Learnings from Borlänge

Train Station Michail Sarafidis More

This proposal for Bolange’s Central Station features a symmetrical facade in a simplified Greek Doric style. Built in purple-red granite and white-washed brick, it creates a massive monumental composition which, as the traveler moves closer, begins to reveal its more intricate and idiosyncratic details.

The design fluctuates between large expanses of rough natural materials and short bursts of extravagance to accentuate important elements. The central entrance features a modified Serlian-window-type archway with a semi-circular opening above. The arch is crowned by a globe ornament, in contrast with the starkness of the rest of the building. A similar Serlian arch motif is repeated on the other entrances to the station, giving the design a unifying uniformity. The entire building is set on a series of intersecting axes, each in turn determining the position and orientation of the rooms they run through. The central hall is positioned on the intersection of the two major axes, with two waiting rooms either side. Two smaller halls are placed at each of the two short ends of the building, while the Doric colonnade runs the entire length of the building on south-eastern main elevation, providing shelter. Auxiliary spaces such as shops and amenities are not shown in the plan.The vast copper roof, sadly not completely resolved in this design, is steep to provide protection from heavy snowfall. It is supported by a simplified Corinthian cornice made in granite, although in retrospect I would have removed the cornice and instead replaced it with exposed timber rafters set in a deep projection. 

Pressed for time, the drawing is not entirely finished. It would perhaps help the reader to imagine the intricate ironwork of the wall of glazing behind the colonnade and arched entrances, which look menacingly empty at the moment, as well as the discreet cornice over the windows of the first floor.
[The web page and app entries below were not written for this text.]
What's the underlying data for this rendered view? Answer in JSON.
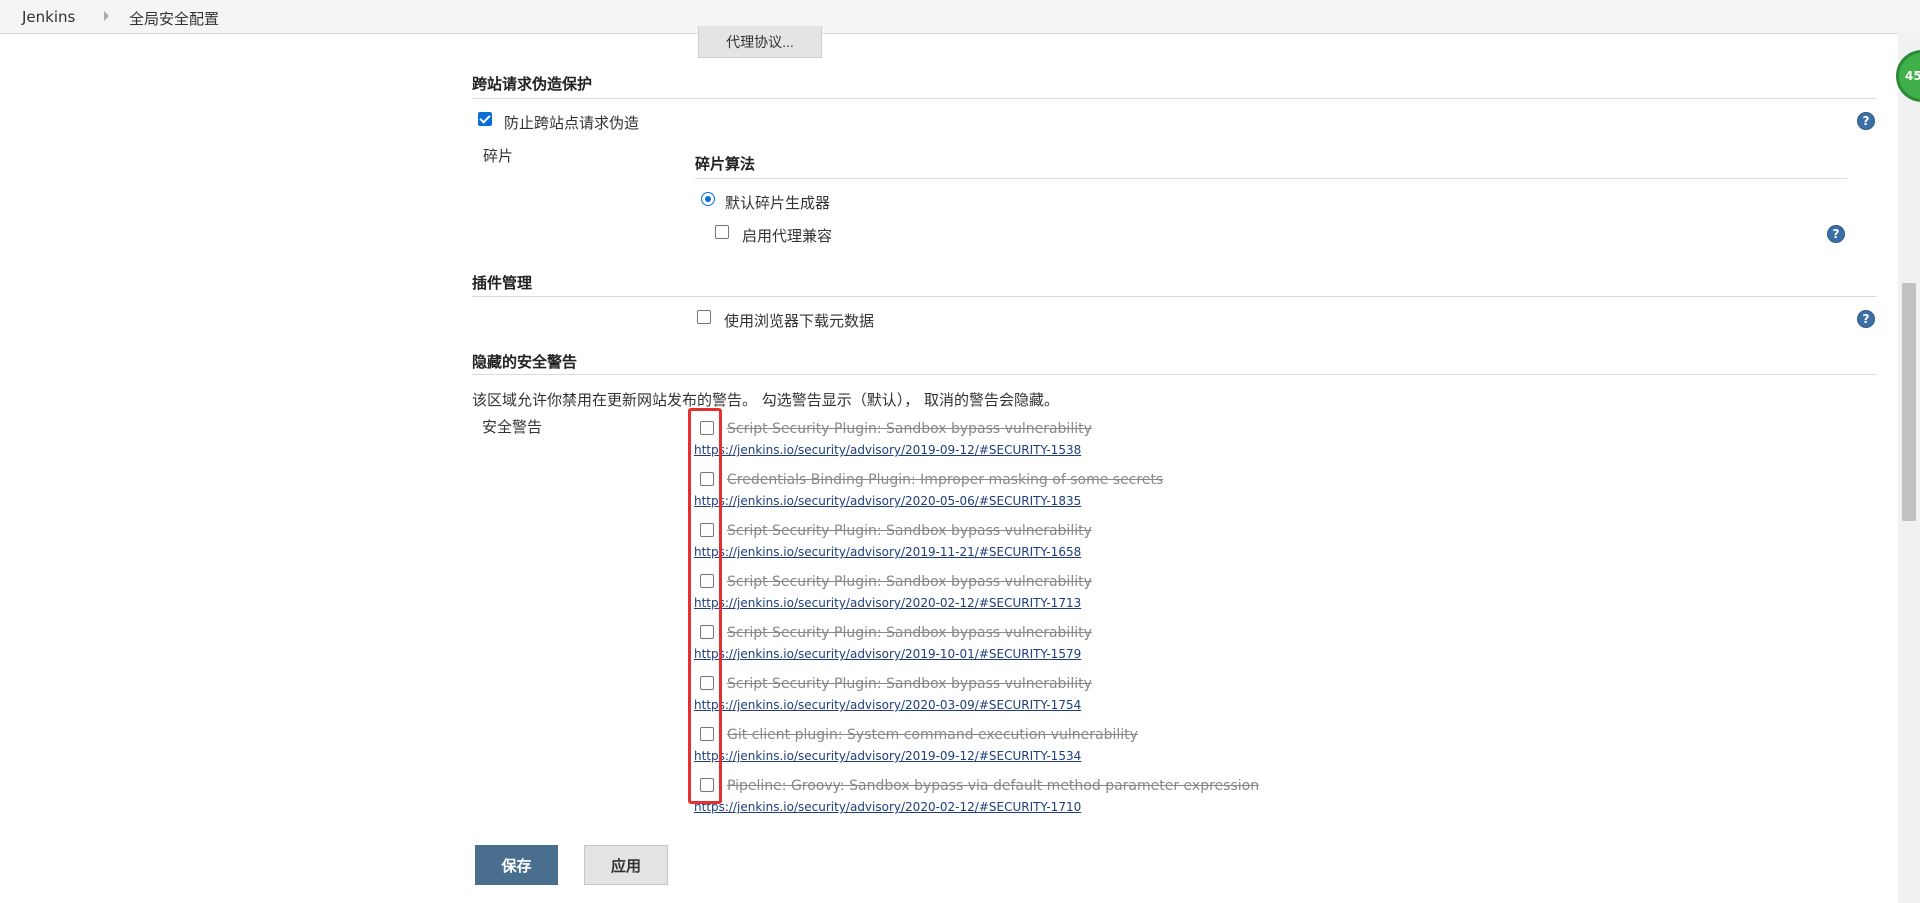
{
  "breadcrumb": {
    "root": "Jenkins",
    "current": "全局安全配置"
  },
  "proxy_button": "代理协议...",
  "csrf": {
    "title": "跨站请求伪造保护",
    "checkbox_label": "防止跨站点请求伪造",
    "checked": true,
    "crumb_label": "碎片",
    "algorithm_title": "碎片算法",
    "radio_label": "默认碎片生成器",
    "proxy_compat_label": "启用代理兼容"
  },
  "plugin_mgmt": {
    "title": "插件管理",
    "browser_download_label": "使用浏览器下载元数据"
  },
  "hidden_warnings": {
    "title": "隐藏的安全警告",
    "description": "该区域允许你禁用在更新网站发布的警告。 勾选警告显示（默认）， 取消的警告会隐藏。",
    "label": "安全警告",
    "items": [
      {
        "title": "Script Security Plugin: Sandbox bypass vulnerability",
        "url": "https://jenkins.io/security/advisory/2019-09-12/#SECURITY-1538"
      },
      {
        "title": "Credentials Binding Plugin: Improper masking of some secrets",
        "url": "https://jenkins.io/security/advisory/2020-05-06/#SECURITY-1835"
      },
      {
        "title": "Script Security Plugin: Sandbox bypass vulnerability",
        "url": "https://jenkins.io/security/advisory/2019-11-21/#SECURITY-1658"
      },
      {
        "title": "Script Security Plugin: Sandbox bypass vulnerability",
        "url": "https://jenkins.io/security/advisory/2020-02-12/#SECURITY-1713"
      },
      {
        "title": "Script Security Plugin: Sandbox bypass vulnerability",
        "url": "https://jenkins.io/security/advisory/2019-10-01/#SECURITY-1579"
      },
      {
        "title": "Script Security Plugin: Sandbox bypass vulnerability",
        "url": "https://jenkins.io/security/advisory/2020-03-09/#SECURITY-1754"
      },
      {
        "title": "Git client plugin: System command execution vulnerability",
        "url": "https://jenkins.io/security/advisory/2019-09-12/#SECURITY-1534"
      },
      {
        "title": "Pipeline: Groovy: Sandbox bypass via default method parameter expression",
        "url": "https://jenkins.io/security/advisory/2020-02-12/#SECURITY-1710"
      }
    ]
  },
  "buttons": {
    "save": "保存",
    "apply": "应用"
  },
  "help_icon_text": "?",
  "badge_text": "45",
  "colors": {
    "highlight": "#e53030",
    "save_button": "#4a6f8e",
    "accent": "#0a6dd8"
  }
}
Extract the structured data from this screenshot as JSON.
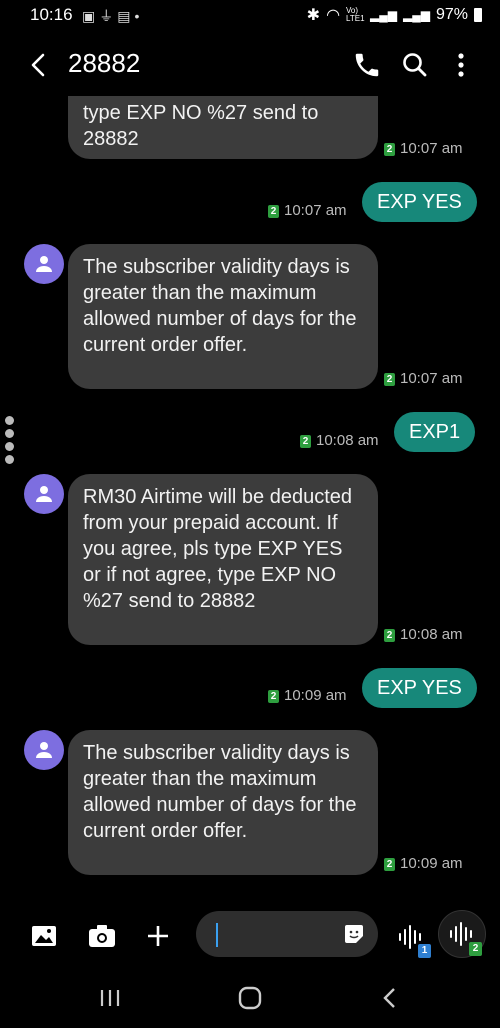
{
  "status_bar": {
    "time": "10:16",
    "network_label": "Vo) LTE1",
    "battery": "97%",
    "icons": [
      "gallery-icon",
      "usb-icon",
      "notification-icon",
      "dot-icon",
      "bluetooth-icon",
      "wifi-icon",
      "signal-icon",
      "signal2-icon",
      "battery-icon"
    ]
  },
  "header": {
    "title": "28882",
    "icons": [
      "back-arrow-icon",
      "phone-icon",
      "search-icon",
      "more-vert-icon"
    ]
  },
  "messages": [
    {
      "dir": "in",
      "text": "type EXP NO %27 send to\n28882",
      "sim": "2",
      "time": "10:07 am"
    },
    {
      "dir": "out",
      "text": "EXP YES",
      "sim": "2",
      "time": "10:07 am"
    },
    {
      "dir": "in",
      "text": "The subscriber validity days is greater than the maximum allowed number of days for the current order offer.",
      "sim": "2",
      "time": "10:07 am"
    },
    {
      "dir": "out",
      "text": "EXP1",
      "sim": "2",
      "time": "10:08 am"
    },
    {
      "dir": "in",
      "text": "RM30 Airtime will be deducted from your prepaid account. If you agree, pls type EXP YES or if not agree, type EXP NO %27 send to 28882",
      "sim": "2",
      "time": "10:08 am"
    },
    {
      "dir": "out",
      "text": "EXP YES",
      "sim": "2",
      "time": "10:09 am"
    },
    {
      "dir": "in",
      "text": "The subscriber validity days is greater than the maximum allowed number of days for the current order offer.",
      "sim": "2",
      "time": "10:09 am"
    }
  ],
  "composer": {
    "input_value": "",
    "voice_sim_1": "1",
    "voice_sim_2": "2",
    "icons": [
      "image-icon",
      "camera-icon",
      "plus-icon",
      "sticker-icon",
      "voice-wave-icon"
    ]
  },
  "nav_bar": {
    "icons": [
      "recents-icon",
      "home-icon",
      "back-icon"
    ]
  },
  "colors": {
    "background": "#000000",
    "incoming_bubble": "#3c3c3c",
    "outgoing_bubble": "#17887a",
    "avatar": "#7d6ee0",
    "sim_badge_green": "#2e9e3f",
    "sim_badge_blue": "#2f7fd0"
  }
}
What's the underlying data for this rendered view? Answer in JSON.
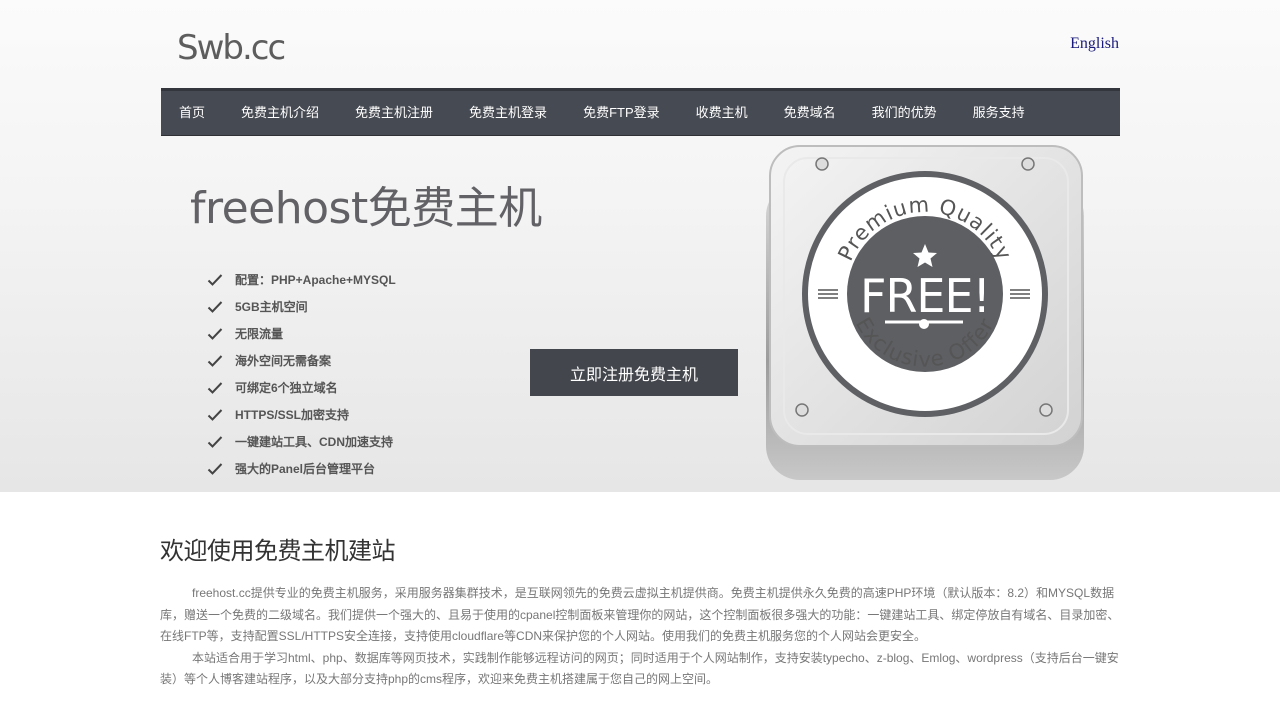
{
  "header": {
    "logo_text": "Swb.cc",
    "language_link": "English"
  },
  "nav": {
    "items": [
      {
        "label": "首页"
      },
      {
        "label": "免费主机介绍"
      },
      {
        "label": "免费主机注册"
      },
      {
        "label": "免费主机登录"
      },
      {
        "label": "免费FTP登录"
      },
      {
        "label": "收费主机"
      },
      {
        "label": "免费域名"
      },
      {
        "label": "我们的优势"
      },
      {
        "label": "服务支持"
      }
    ]
  },
  "hero": {
    "title": "freehost免费主机",
    "features": [
      "配置：PHP+Apache+MYSQL",
      "5GB主机空间",
      "无限流量",
      "海外空间无需备案",
      "可绑定6个独立域名",
      "HTTPS/SSL加密支持",
      "一键建站工具、CDN加速支持",
      "强大的Panel后台管理平台"
    ],
    "register_button": "立即注册免费主机",
    "badge": {
      "top_arc": "Premium Quality",
      "center": "FREE!",
      "bottom_arc": "Exclusive Offer"
    }
  },
  "content": {
    "welcome_title": "欢迎使用免费主机建站",
    "paragraphs": [
      "freehost.cc提供专业的免费主机服务，采用服务器集群技术，是互联网领先的免费云虚拟主机提供商。免费主机提供永久免费的高速PHP环境（默认版本：8.2）和MYSQL数据库，赠送一个免费的二级域名。我们提供一个强大的、且易于使用的cpanel控制面板来管理你的网站，这个控制面板很多强大的功能：一键建站工具、绑定停放自有域名、目录加密、在线FTP等，支持配置SSL/HTTPS安全连接，支持使用cloudflare等CDN来保护您的个人网站。使用我们的免费主机服务您的个人网站会更安全。",
      "本站适合用于学习html、php、数据库等网页技术，实践制作能够远程访问的网页；同时适用于个人网站制作，支持安装typecho、z-blog、Emlog、wordpress（支持后台一键安装）等个人博客建站程序，以及大部分支持php的cms程序，欢迎来免费主机搭建属于您自己的网上空间。"
    ]
  },
  "colors": {
    "nav_bg": "#464a52",
    "button_bg": "#43464d",
    "title_text": "#626266"
  }
}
All these elements would help ‘ground’ the design by providing an additional sense of the human scale. This design has been an exercise in the intersection of the rigidly classical with the vernacular, of mass with instances of intricacy, and although not entirely successful it has been a great learning experience. The more sharp-eyed reader might also notice a certain flying squirrel in this drawing, drawn as part of a lost bet, a reminder that Engelsberg is both a place for learning and a place for forging friendships.